The blog Dappled Grey shared a news article regarding the re-opening of a horse diving act in Atlantic City.  The last horse diving was in 1993, but the height of its popularity was in the late 19th and early 20th century.
On several occasions in elementary school a substitute teacher would play the movie of Sonora Webster Carver, the girl who suffered detached retinas in a horse diving accident, yet continued to dive blind for some time after.  I'm sure many of you have also seen the movie.  The movie was so deeply imprinted on my young self, that any thought or images of diving horses gives me shudders, and I imagine I'm not the only one.

Source, with relevant horse-diving information

Some people claim that requiring horses to dive is an egregious assault on animal welfare.
Others claim that the horses love to jump and the occurrence of injury in either horse or rider is minimal.
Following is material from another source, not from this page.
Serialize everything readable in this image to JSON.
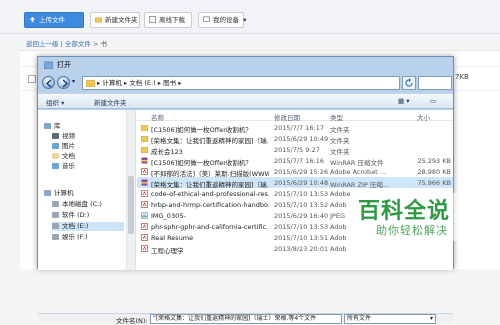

Relevant to the Atlantic City actions to revive the entertainment, New Jersey's welfare statute states:

"A person who shall purposely, knowingly, or recklessly:
(1) Torment, torture, maim, hang, poison, unnecessarily or cruelly beat, or needlessly mutilate a living animal or creature; or
(2) Cause or procure , by any direct or indirect means, including but not limited to through the use of another living animal or creature, any such acts to be done--
Shall be guilty of a crime of the fourth degree.
If the animal or creature is cruelly killed or dies as a result of a violation of this subsection, or the person has a prior conviction for a violation of this subsection, the person shall be guilty of a crime of the third degree."

So who is right?  Is instructing a horse to jump into a tank of water purposefully torture?
It is hard to imagine the impact onto water from 60 feet up is painless for a horse, but the participants claim that the horses are well taken care of, are loved, and enjoy their job- what would make horse diving any different than other intense equine sports like X-Country or polo?

I don't have enough knowledge to know who is right in this argument, but we can be certain the debate will swirl over the proposed amusement to the Steel Pier!

If you happened to be in the area, could your nerves handle watching a horse diving show?